That said, I am excited to begin daily meditation. I do feel I can learn a lot about myself through this ancient practice (when done in moderation). I think I needed to work up to a retreat that intense in order to really appreciate the benefits.

Thursday, March 3, 2011


Last night was the first class of yoga teacher training! First off, it was amazing to meet the people I have only known thus far online. I am looking forward to getting to know everyone better and learning from them. To have a room full of people as passionate as you are about a certain way of life is an unbelievable feeling of acceptance.

We learned a lot in those first 4 hours, but the biggest lesson that stands out is Observation. When most people think of a teacher - whether in a classroom or yoga studio - they think of someone who lectures, directs, takes control. Someone who leads. But a good teacher's role is opposite. To be a successful teacher, 90% of it is just observing. Listening. Watching. Sensing. Being so in tune with each individual student that you can deliver to them exactly what they need in a package they recognize.

Everyone has knowledge to share. Everyone has the capability to be a teacher to someone at some point every single day. But whether or not the student benefits from your knowledge is in how you deliver it. You need to sense what that student needs in that moment in order to get that lightbulb to go off in their head. To doso, you need to watch how that student approaches things themselves and mirror their own actions. Maybe someone is a visual learner whereas someone else seems to make the leap from metaphors. Maybe someone learns more while pushing themself whereas someone else is scared to move beyond that comfort zone. Maybe someone encourages debate whereas someone else gets defensive. To connect with someone, you must talk their language if you want them to respond. Teaching isn't about the knowledge you have, its about how well you can get it across.

The good news is, this intense observation is something that you can learn and cultivate. We did an exercise in class that I had done once before in a meditation class. I encourage everyone to give it a try and see just how observant you are.

Place a raisin in your mouth and close your eyes.
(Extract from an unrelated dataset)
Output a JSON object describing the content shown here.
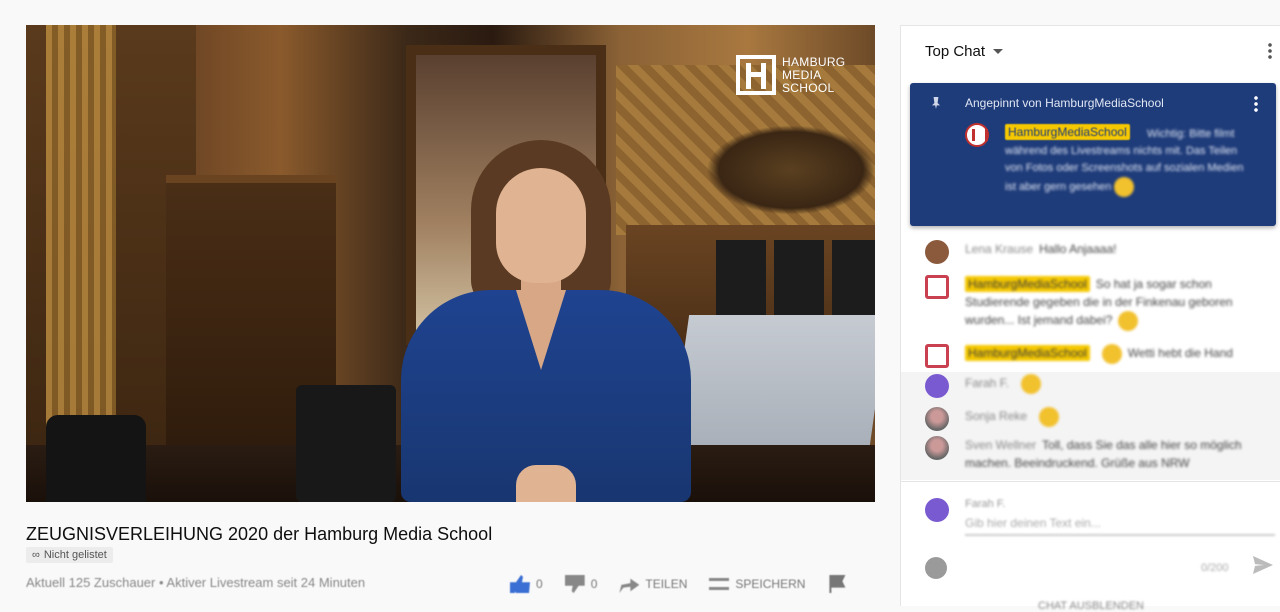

Now just observe.
Where did you place it in your mouth? What shape is it? Can you feel the ridges? Can you feel where it is touching your tongue? Your cheek? Your teeth? What was your first instinct when you placed the raisin in your mouth? Did you act on this instinct or resist? Take a bite of the raisin. Which teeth did you use? Did you bite all of the way through or just a little bit? What feelings arose once you tasted it? How did your body react physically? Was there more saliva? Was it harder to resist just finishing it off was the flavor was released? Can you feel how many separate pieces there now are?

Just taking 5 minutes a day to really observe a situation as "insignificant" as eating a raisin (or getting into your car, or turning off your alarm, or taking a shower) gives you a glimpse of how many things happen that our brain never alert us to. We are missing out on all of this amazing intel about ourselves because we go into auto-pilot. By taking control of our observations, we can learn more about ourselves and can, in turn, more readily help others.

Here's a few to quick start your observational journey. What do you see?